### WHAT IS REQUIRED
Copy out the entries that follow, unchanged.

Recorded data
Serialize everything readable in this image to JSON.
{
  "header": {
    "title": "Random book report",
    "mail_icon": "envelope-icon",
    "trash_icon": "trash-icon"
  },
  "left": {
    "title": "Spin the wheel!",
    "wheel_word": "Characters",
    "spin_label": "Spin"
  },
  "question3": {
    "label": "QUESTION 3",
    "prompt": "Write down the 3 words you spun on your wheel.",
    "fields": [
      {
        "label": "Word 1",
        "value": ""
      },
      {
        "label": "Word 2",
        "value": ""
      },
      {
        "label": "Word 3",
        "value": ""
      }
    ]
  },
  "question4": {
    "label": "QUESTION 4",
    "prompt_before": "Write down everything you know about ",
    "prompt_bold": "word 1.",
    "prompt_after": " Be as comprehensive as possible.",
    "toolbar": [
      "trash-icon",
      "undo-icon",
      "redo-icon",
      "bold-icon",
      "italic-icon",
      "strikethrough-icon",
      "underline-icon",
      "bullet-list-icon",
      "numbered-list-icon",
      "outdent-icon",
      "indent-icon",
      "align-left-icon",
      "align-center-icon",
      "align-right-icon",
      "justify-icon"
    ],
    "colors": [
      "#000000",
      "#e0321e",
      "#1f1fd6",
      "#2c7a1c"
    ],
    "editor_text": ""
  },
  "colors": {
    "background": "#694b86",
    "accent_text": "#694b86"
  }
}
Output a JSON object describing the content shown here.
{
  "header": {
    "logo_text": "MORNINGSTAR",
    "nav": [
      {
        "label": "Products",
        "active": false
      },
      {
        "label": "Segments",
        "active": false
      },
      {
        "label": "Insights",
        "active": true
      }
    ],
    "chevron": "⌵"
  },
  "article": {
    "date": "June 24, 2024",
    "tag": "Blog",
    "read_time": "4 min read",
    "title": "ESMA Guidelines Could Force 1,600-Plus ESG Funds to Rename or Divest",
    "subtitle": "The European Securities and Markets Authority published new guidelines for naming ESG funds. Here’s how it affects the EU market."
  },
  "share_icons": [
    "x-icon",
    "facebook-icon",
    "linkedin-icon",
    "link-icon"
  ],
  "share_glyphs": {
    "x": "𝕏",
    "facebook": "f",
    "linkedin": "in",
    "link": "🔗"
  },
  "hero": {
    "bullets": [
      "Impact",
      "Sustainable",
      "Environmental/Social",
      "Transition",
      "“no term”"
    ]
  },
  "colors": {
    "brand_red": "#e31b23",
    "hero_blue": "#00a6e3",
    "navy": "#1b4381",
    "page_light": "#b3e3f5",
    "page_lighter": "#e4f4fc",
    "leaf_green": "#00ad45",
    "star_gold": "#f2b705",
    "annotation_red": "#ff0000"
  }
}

### SOLUTION TO THE EXERCISE
Serialize everything readable in this image to JSON.
{
  "header": {
    "title": "Random book report",
    "mail_icon": "envelope-icon",
    "trash_icon": "trash-icon"
  },
  "left": {
    "title": "Spin the wheel!",
    "wheel_word": "Characters",
    "spin_label": "Spin"
  },
  "question3": {
    "label": "QUESTION 3",
    "prompt": "Write down the 3 words you spun on your wheel.",
    "fields": [
      {
        "label": "Word 1",
        "value": ""
      },
      {
        "label": "Word 2",
        "value": ""
      },
      {
        "label": "Word 3",
        "value": ""
      }
    ]
  },
  "question4": {
    "label": "QUESTION 4",
    "prompt_before": "Write down everything you know about ",
    "prompt_bold": "word 1.",
    "prompt_after": " Be as comprehensive as possible.",
    "toolbar": [
      "trash-icon",
      "undo-icon",
      "redo-icon",
      "bold-icon",
      "italic-icon",
      "strikethrough-icon",
      "underline-icon",
      "bullet-list-icon",
      "numbered-list-icon",
      "outdent-icon",
      "indent-icon",
      "align-left-icon",
      "align-center-icon",
      "align-right-icon",
      "justify-icon"
    ],
    "colors": [
      "#000000",
      "#e0321e",
      "#1f1fd6",
      "#2c7a1c"
    ],
    "editor_text": ""
  },
  "colors": {
    "background": "#694b86",
    "accent_text": "#694b86"
  }
}
Output a JSON object describing the content shown here.
{
  "header": {
    "logo_text": "MORNINGSTAR",
    "nav": [
      {
        "label": "Products",
        "active": false
      },
      {
        "label": "Segments",
        "active": false
      },
      {
        "label": "Insights",
        "active": true
      }
    ],
    "chevron": "⌵"
  },
  "article": {
    "date": "June 24, 2024",
    "tag": "Blog",
    "read_time": "4 min read",
    "title": "ESMA Guidelines Could Force 1,600-Plus ESG Funds to Rename or Divest",
    "subtitle": "The European Securities and Markets Authority published new guidelines for naming ESG funds. Here’s how it affects the EU market."
  },
  "share_icons": [
    "x-icon",
    "facebook-icon",
    "linkedin-icon",
    "link-icon"
  ],
  "share_glyphs": {
    "x": "𝕏",
    "facebook": "f",
    "linkedin": "in",
    "link": "🔗"
  },
  "hero": {
    "bullets": [
      "Impact",
      "Sustainable",
      "Environmental/Social",
      "Transition",
      "“no term”"
    ]
  },
  "colors": {
    "brand_red": "#e31b23",
    "hero_blue": "#00a6e3",
    "navy": "#1b4381",
    "page_light": "#b3e3f5",
    "page_lighter": "#e4f4fc",
    "leaf_green": "#00ad45",
    "star_gold": "#f2b705",
    "annotation_red": "#ff0000"
  }
}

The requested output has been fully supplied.